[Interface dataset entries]
┌──
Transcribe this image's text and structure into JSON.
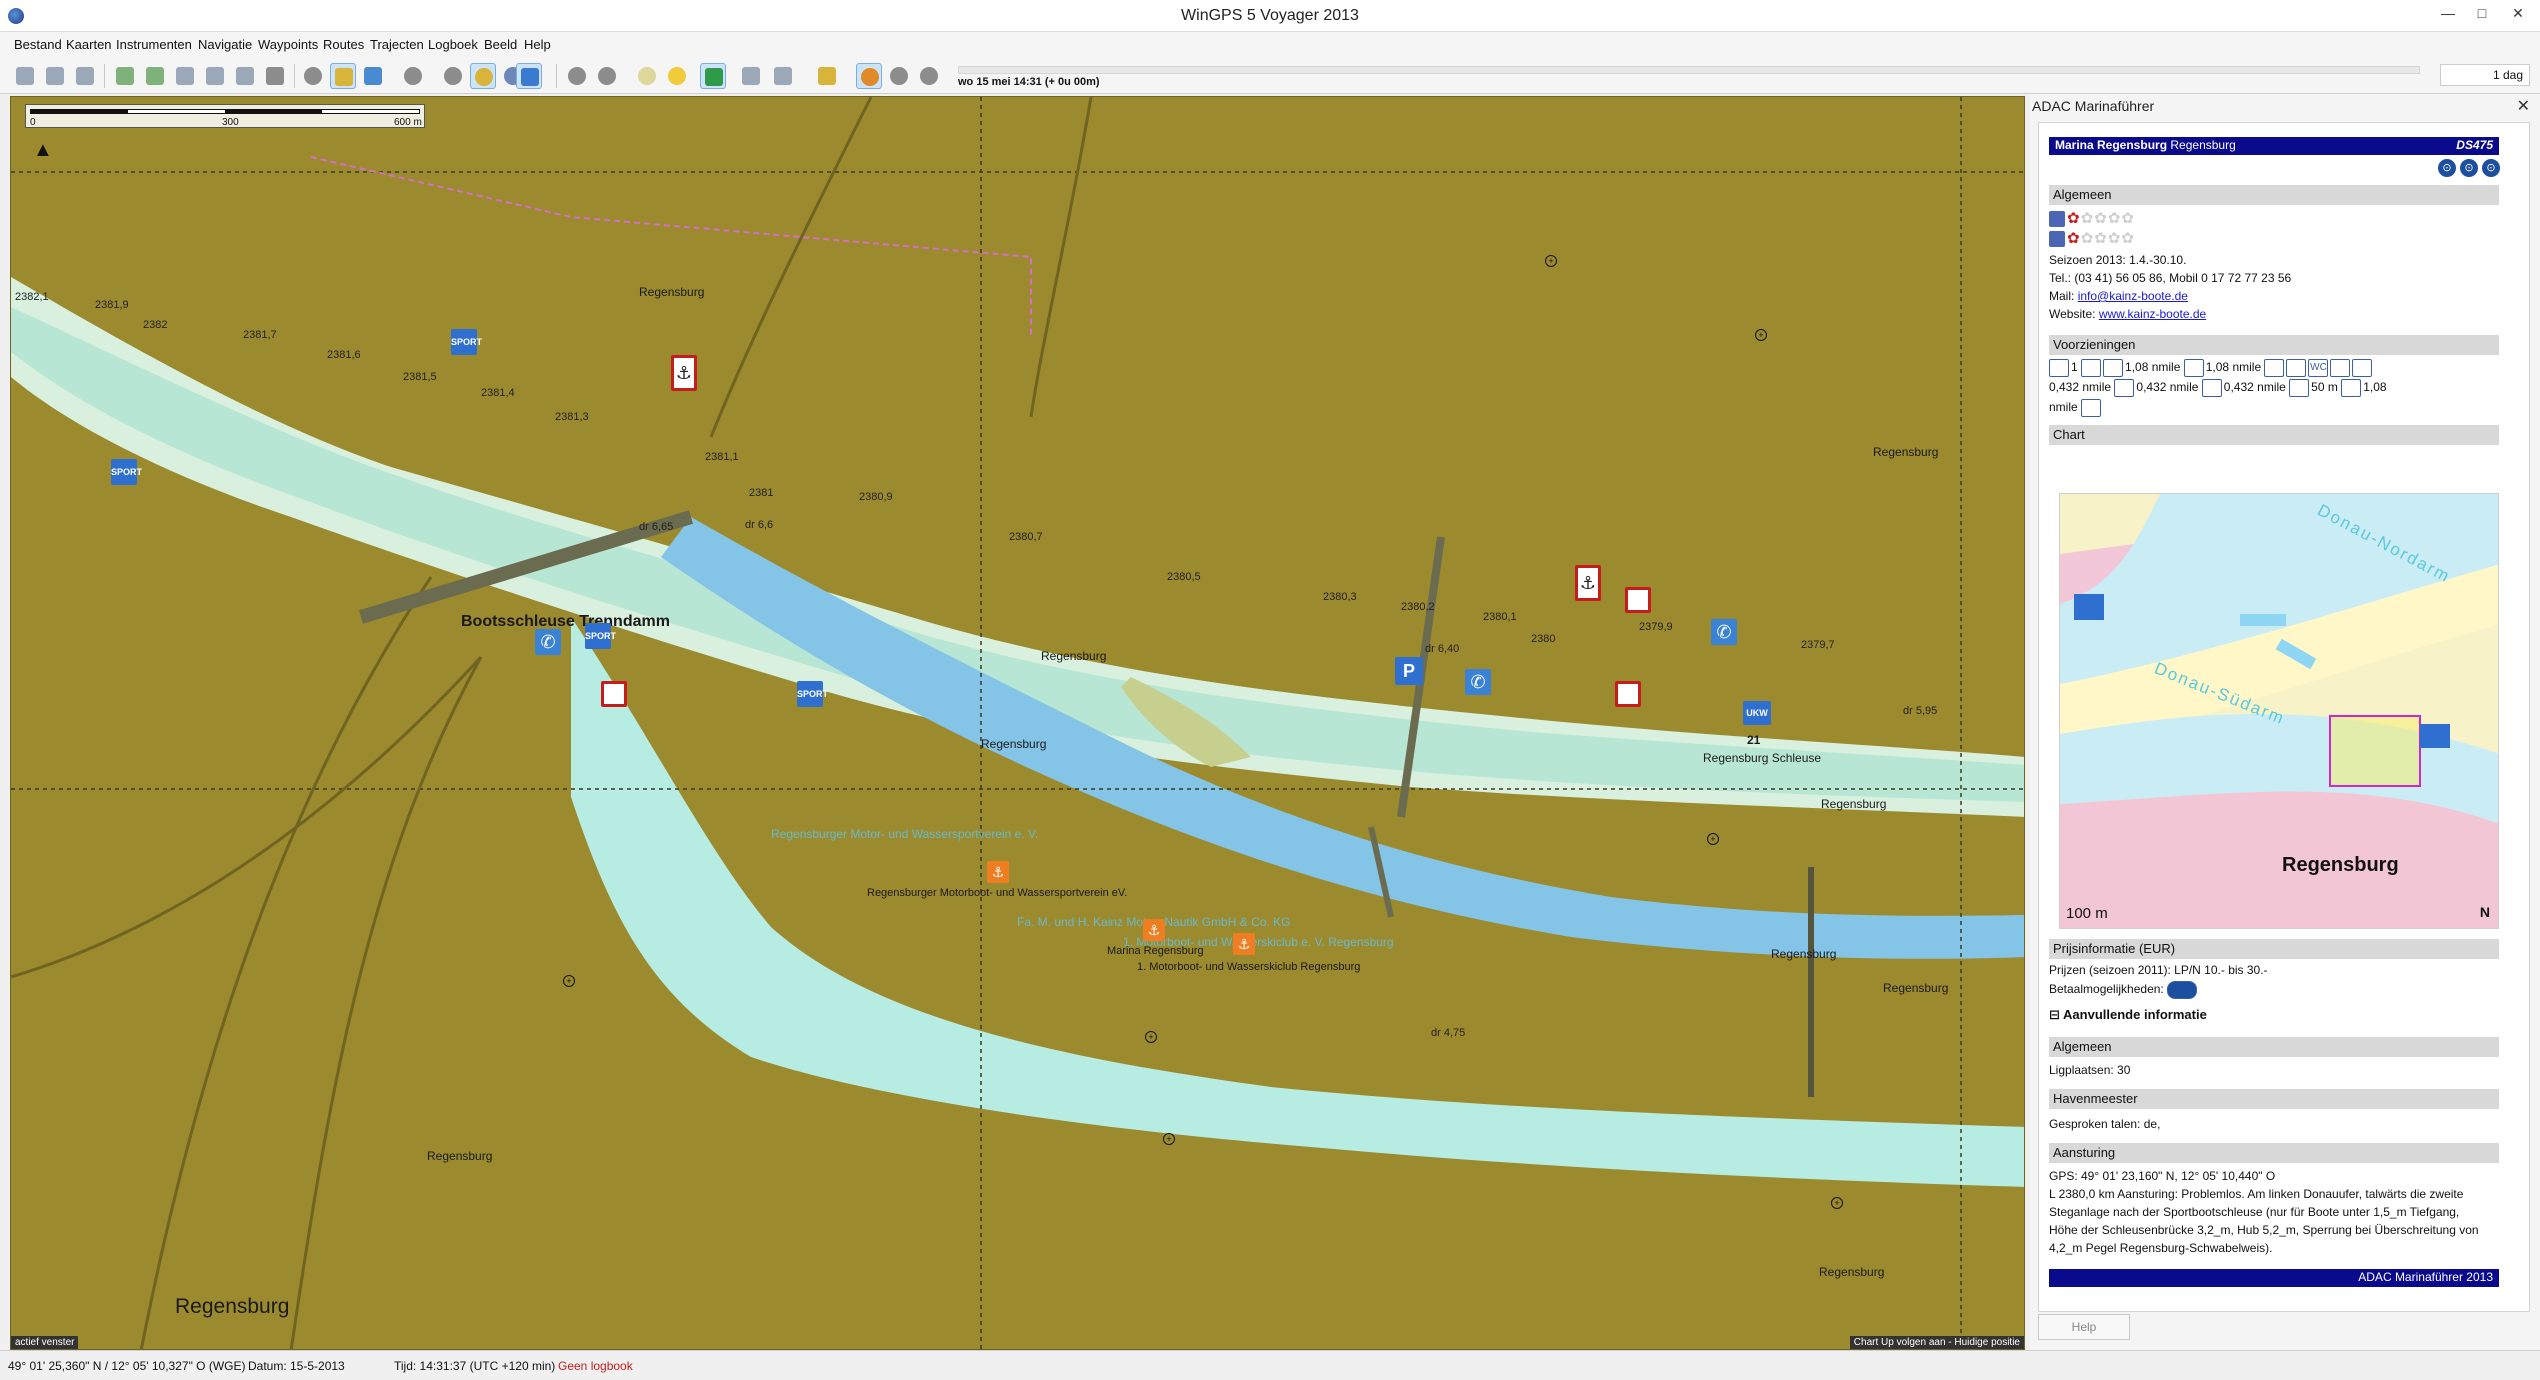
{
  "window": {
    "title": "WinGPS 5 Voyager 2013",
    "min_label": "—",
    "max_label": "□",
    "close_label": "✕"
  },
  "menu": [
    "Bestand",
    "Kaarten",
    "Instrumenten",
    "Navigatie",
    "Waypoints",
    "Routes",
    "Trajecten",
    "Logboek",
    "Beeld",
    "Help"
  ],
  "toolbar": {
    "status_time": "wo 15 mei 14:31  (+ 0u 00m)",
    "range": "1 dag"
  },
  "map": {
    "scale_ticks": [
      "0",
      "300",
      "600 m"
    ],
    "north_symbol": "▲",
    "active_window": "actief venster",
    "chart_mode": "Chart Up volgen aan - Huidige positie",
    "labels": {
      "regensburg_1": "Regensburg",
      "regensburg_2": "Regensburg",
      "regensburg_3": "Regensburg",
      "regensburg_4": "Regensburg",
      "regensburg_5": "Regensburg",
      "regensburg_6": "Regensburg",
      "regensburg_7": "Regensburg",
      "regensburg_8": "Regensburg",
      "regensburg_9": "Regensburg",
      "regensburg_big": "Regensburg",
      "schleuse": "Bootsschleuse Trenndamm",
      "regensburg_schleuse": "Regensburg Schleuse",
      "num_21": "21",
      "club_ghost": "Regensburger Motor- und Wassersportverein e. V.",
      "club_label": "Regensburger Motorboot- und Wassersportverein eV.",
      "kainz_ghost": "Fa. M. und H. Kainz Motor- Nautik GmbH & Co. KG",
      "marina_label": "Marina Regensburg",
      "wasserski_label": "1. Motorboot- und Wasserskiclub Regensburg",
      "wasserski_ghost": "1. Motorboot- und Wasserskiclub e. V. Regensburg",
      "dr665": "dr 6,65",
      "dr66": "dr 6,6",
      "dr640": "dr 6,40",
      "dr595": "dr 5,95",
      "dr475": "dr 4,75",
      "km2382_1": "2382,1",
      "km2381_9": "2381,9",
      "km2382": "2382",
      "km2381_7": "2381,7",
      "km2381_6": "2381,6",
      "km2381_5": "2381,5",
      "km2381_4": "2381,4",
      "km2381_3": "2381,3",
      "km2381_1": "2381,1",
      "km2381": "2381",
      "km2380_9": "2380,9",
      "km2380_7": "2380,7",
      "km2380_5": "2380,5",
      "km2380_3": "2380,3",
      "km2380_2": "2380,2",
      "km2380_1": "2380,1",
      "km2380": "2380",
      "km2379_9": "2379,9",
      "km2379_7": "2379,7"
    },
    "symbols": {
      "sport": "SPORT",
      "phone": "✆",
      "parking": "P",
      "anchor": "⚓",
      "ukw": "UKW",
      "orange": "⚓",
      "cross": "+"
    }
  },
  "panel": {
    "title": "ADAC Marinaführer",
    "close": "✕",
    "marina_name": "Marina Regensburg",
    "marina_city": "Regensburg",
    "code": "DS475",
    "header_icons": [
      "⊙",
      "⊙",
      "⊙"
    ],
    "algemeen": {
      "title": "Algemeen",
      "stars_on": "✿",
      "stars_off": "✿✿✿✿",
      "season": "Seizoen 2013: 1.4.-30.10.",
      "tel": "Tel.: (03 41) 56 05 86, Mobil 0 17 72 77 23 56",
      "mail_label": "Mail:",
      "mail": "info@kainz-boote.de",
      "website_label": "Website:",
      "website": "www.kainz-boote.de"
    },
    "voorzieningen": {
      "title": "Voorzieningen",
      "line1": [
        "1",
        "1,08 nmile",
        "1,08 nmile",
        "WC"
      ],
      "line2": [
        "0,432 nmile",
        "0,432 nmile",
        "0,432 nmile",
        "50 m",
        "1,08"
      ],
      "line3": "nmile"
    },
    "chart": {
      "title": "Chart",
      "label_nordarm": "Donau-Nordarm",
      "label_sudarm": "Donau-Südarm",
      "city": "Regensburg",
      "scale": "100 m",
      "north": "N"
    },
    "prijs": {
      "title": "Prijsinformatie (EUR)",
      "prices": "Prijzen (seizoen 2011): LP/N 10.- bis 30.-",
      "payment": "Betaalmogelijkheden:"
    },
    "aanvullend": {
      "title": "Aanvullende informatie",
      "toggle": "⊟"
    },
    "algemeen2": {
      "title": "Algemeen",
      "berths": "Ligplaatsen: 30"
    },
    "havenmeester": {
      "title": "Havenmeester",
      "languages": "Gesproken talen: de,"
    },
    "aansturing": {
      "title": "Aansturing",
      "gps": "GPS: 49° 01' 23,160\" N, 12° 05' 10,440\" O",
      "line1": "L 2380,0 km Aansturing: Problemlos. Am linken Donauufer, talwärts die zweite",
      "line2": "Steganlage nach der Sportbootschleuse (nur für Boote unter 1,5_m Tiefgang,",
      "line3": "Höhe der Schleusenbrücke 3,2_m, Hub 5,2_m, Sperrung bei Überschreitung von",
      "line4": "4,2_m Pegel Regensburg-Schwabelweis)."
    },
    "footer": "ADAC Marinaführer 2013",
    "help": "Help"
  },
  "statusbar": {
    "position": "49° 01' 25,360\" N / 12° 05' 10,327\" O (WGE)",
    "date": "Datum: 15-5-2013",
    "time": "Tijd: 14:31:37 (UTC +120 min)",
    "logbook": "Geen logbook"
  }
}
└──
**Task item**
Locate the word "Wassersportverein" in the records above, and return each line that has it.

**Response**
      "club_ghost": "Regensburger Motor- und Wassersportverein e. V.",
      "club_label": "Regensburger Motorboot- und Wassersportverein eV.",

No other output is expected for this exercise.